Numbeo, the world’s largest database of user-contributed data about cities and countries worldwide, has recently published its latest findings for 2018. Numbeo provides current and timely information on world living conditions including the cost of living, housing indicators, health care, traffic, crime and pollution.
Instead of collecting data on a rigid formal basis, such as the way the UN and government bodies do, Numbeo collects data directly, via the internet, from the people who inhabit the various regions covered. Whilst this technique is somewhat unscientific compared to the rigorous methodologies normally employed, it gives a glimpse of how people actually feel about where they live and how it affects them. For instance, a mugging crime rate of say 10/10000 does not tell you how the average person feels about how safe he or she is whilst walking the streets, whereas the Numbeo “safety index’ does.
The Good News:
With a Climate Index of 99.79 Kenya or more specifically Nairobi (as this is where most of the data came from) ranks third best in the world. The index is based on how moderate the climate is and how it is perceived. See this for more information.
The Bad News:
Just about all of the other indices are either poor or very poor, culminating in the final ‘Quality of life Index’ which puts Kenya or specifically Nairobi (again due to lack of data outside Nairobi) in the second bottom position admittedly ahead of Caracus, Venezuela, but below Dhaka, Bangladesh.
Looking at Dhaka we can see that the Bangladeshi capital has worse health care, more pollution, a worse climate, more traffic congestion and a higher perceived risk of crime, yet it scores considerably higher on the costs of living indexes, it has more disposable income and goods and housing are cheaper compared to wages. The vast difference in the property price to income ratio and the increased purchasing power elevates Dhaka above Nairobi despite the other factors making it look like a pretty miserable place to live. Having spare cash in the pocket and house ownership is seen as a prime factor in assessing the quality of life.

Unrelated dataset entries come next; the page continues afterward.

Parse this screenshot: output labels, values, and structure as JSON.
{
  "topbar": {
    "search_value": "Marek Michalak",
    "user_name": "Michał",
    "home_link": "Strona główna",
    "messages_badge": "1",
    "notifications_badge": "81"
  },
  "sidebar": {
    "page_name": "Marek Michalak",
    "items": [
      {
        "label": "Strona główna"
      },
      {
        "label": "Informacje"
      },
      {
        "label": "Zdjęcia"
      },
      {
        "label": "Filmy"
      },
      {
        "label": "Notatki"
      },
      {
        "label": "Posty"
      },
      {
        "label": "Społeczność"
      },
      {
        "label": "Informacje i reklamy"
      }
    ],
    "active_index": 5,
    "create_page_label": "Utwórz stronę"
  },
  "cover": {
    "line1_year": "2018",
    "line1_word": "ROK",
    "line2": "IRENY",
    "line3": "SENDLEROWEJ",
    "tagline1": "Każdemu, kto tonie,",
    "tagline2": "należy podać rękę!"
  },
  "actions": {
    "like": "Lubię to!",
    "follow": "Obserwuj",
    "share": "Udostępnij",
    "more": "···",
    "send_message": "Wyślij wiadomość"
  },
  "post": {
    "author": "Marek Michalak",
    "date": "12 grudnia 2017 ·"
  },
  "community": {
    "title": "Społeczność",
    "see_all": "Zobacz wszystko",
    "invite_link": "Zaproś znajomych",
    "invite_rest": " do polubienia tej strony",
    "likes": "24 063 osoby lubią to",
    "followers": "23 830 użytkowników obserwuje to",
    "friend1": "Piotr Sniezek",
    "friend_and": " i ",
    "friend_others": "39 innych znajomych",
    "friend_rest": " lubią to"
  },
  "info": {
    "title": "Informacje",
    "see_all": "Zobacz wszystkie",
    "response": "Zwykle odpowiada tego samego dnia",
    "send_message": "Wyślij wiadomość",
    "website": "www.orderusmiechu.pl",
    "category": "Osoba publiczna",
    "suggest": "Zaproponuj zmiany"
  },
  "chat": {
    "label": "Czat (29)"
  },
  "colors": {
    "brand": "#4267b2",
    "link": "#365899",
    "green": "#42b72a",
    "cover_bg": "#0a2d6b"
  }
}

Despite the dismal conclusion its not quite time for everyone to pack their bags and move to:-
Canberra, Australia (highest quality of life)
Atlanta, USA (highest purchasing power)
Abu Dhabi, UAE (safest)
Novgorod, Russia (best health care)
Zurich, Switzerland (cost of living)
Detroit, USA (lowest property to wage ratio)
Novi Sad, Serbia (lowest commute times)
Wellington, New Zealand (lowest pollution)
Aukland, New Zealand (most temperate climate)
The Nairobi picture conversely is largely skewed by the low level of wages compared with the cost of goods in the shops and more so by the cost of housing. The way Numbeo work this out is stated:
“Quality of Life Index (higher is better) is an estimation of overall quality of life by using an empirical formula which takes into account purchasing power index (higher is better), pollution index (lower is better), house price to income ratio (lower is better), cost of living index (lower is better), safety index (higher is better), health care index (higher is better), traffic commute time index (lower is better) and climate index (higher is better).” See more
All of these parameters can and do change with time, except, perhaps, climate. Wages will rise, road infrastructure will improve commuting times, cleaner fuels and environmental regulations reduce pollution. Improved manufacture techniques reduce the costs of goods, improved farming methods reduces the cost of food. There are organizations in Kenya looking at the 1m KES house (in China they already build houses in factories at fractions of the traditional costs) and finance institutions will eventually realise that the way to make money is to provide more appropriate services (Sweden until recently had 140yr mortgages, to bridge the cost/wage problem, whereas Kenya talks more about 20yrs fixed rate at 14.6%). Everything about this survey is reversible.
For all productive Kenyans there is plenty to work for.